Sali Hafiz, right, at May 23 protest in Beirut, instantly became a folk hero across Lebanon after she entered a bank Sept. 14 with a fake gun and demanded $20,000 of her own money. Earlier the bank denied her request to withdraw money she needed to help with a family member’s cancer treatment. She left the bank with $13,000 and an official bank receipt. “We are not criminals, we have the money, but [banks] are stealing it,” Hafiz said.
Lebanese bank directors have frozen deposits for more than two years and limit how much money people can withdraw. Most of those who deposited U.S. dollars have been restricted to withdrawing money in Lebanese pounds at much lower rates than the real value.
Hafiz’s success opened up the floodgates, with at least eight others carrying out similar actions over the following week. On Sept. 22 the banks shut their doors indefinitely. Depositors can only access their money from ATM machines in the highly inflated local currency.
Working people in Lebanon have been battered by the nation’s worst-ever economic crisis. The country’s currency has lost nearly 90% of its value, while unemployment has soared, pushing 75% of the population into poverty. The inflation rate in August was 137% over a year earlier, the highest in the world.
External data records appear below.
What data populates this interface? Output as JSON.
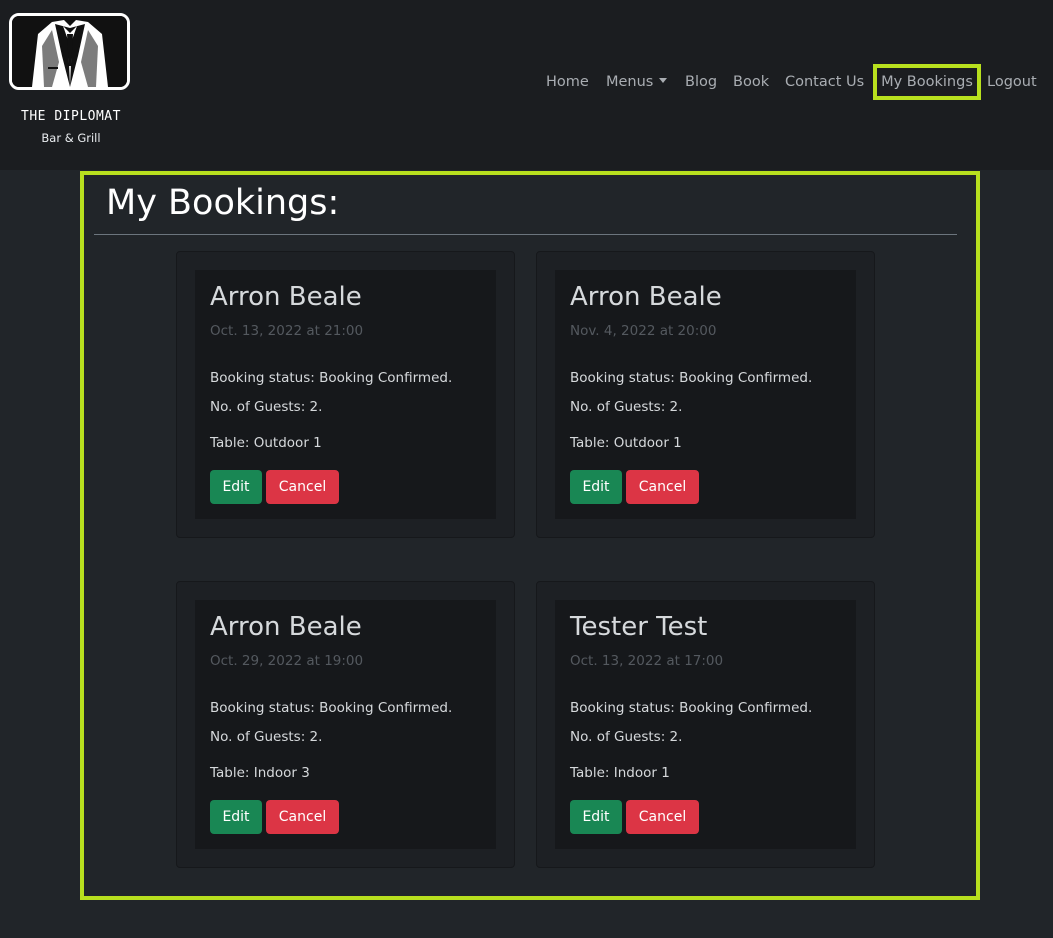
{
  "brand": {
    "title": "THE DIPLOMAT",
    "subtitle": "Bar & Grill"
  },
  "nav": {
    "items": [
      {
        "label": "Home"
      },
      {
        "label": "Menus"
      },
      {
        "label": "Blog"
      },
      {
        "label": "Book"
      },
      {
        "label": "Contact Us"
      },
      {
        "label": "My Bookings"
      },
      {
        "label": "Logout"
      }
    ],
    "active": "My Bookings",
    "highlight_color": "#b8e01e"
  },
  "page": {
    "title": "My Bookings:"
  },
  "bookings": [
    {
      "name": "Arron Beale",
      "date": "Oct. 13, 2022 at 21:00",
      "status": "Booking status: Booking Confirmed.",
      "guests": "No. of Guests: 2.",
      "table": "Table: Outdoor 1",
      "edit_label": "Edit",
      "cancel_label": "Cancel"
    },
    {
      "name": "Arron Beale",
      "date": "Nov. 4, 2022 at 20:00",
      "status": "Booking status: Booking Confirmed.",
      "guests": "No. of Guests: 2.",
      "table": "Table: Outdoor 1",
      "edit_label": "Edit",
      "cancel_label": "Cancel"
    },
    {
      "name": "Arron Beale",
      "date": "Oct. 29, 2022 at 19:00",
      "status": "Booking status: Booking Confirmed.",
      "guests": "No. of Guests: 2.",
      "table": "Table: Indoor 3",
      "edit_label": "Edit",
      "cancel_label": "Cancel"
    },
    {
      "name": "Tester Test",
      "date": "Oct. 13, 2022 at 17:00",
      "status": "Booking status: Booking Confirmed.",
      "guests": "No. of Guests: 2.",
      "table": "Table: Indoor 1",
      "edit_label": "Edit",
      "cancel_label": "Cancel"
    }
  ],
  "colors": {
    "background": "#212529",
    "navbar": "#1b1d20",
    "edit_button": "#198754",
    "cancel_button": "#dc3545"
  }
}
Pushing the crisis onto the backs of working people, the capitalist rulers there have ended subsidies on medicine, wheat and fuel. A tank of gasoline for cars now costs almost a worker’s monthly minimum wage.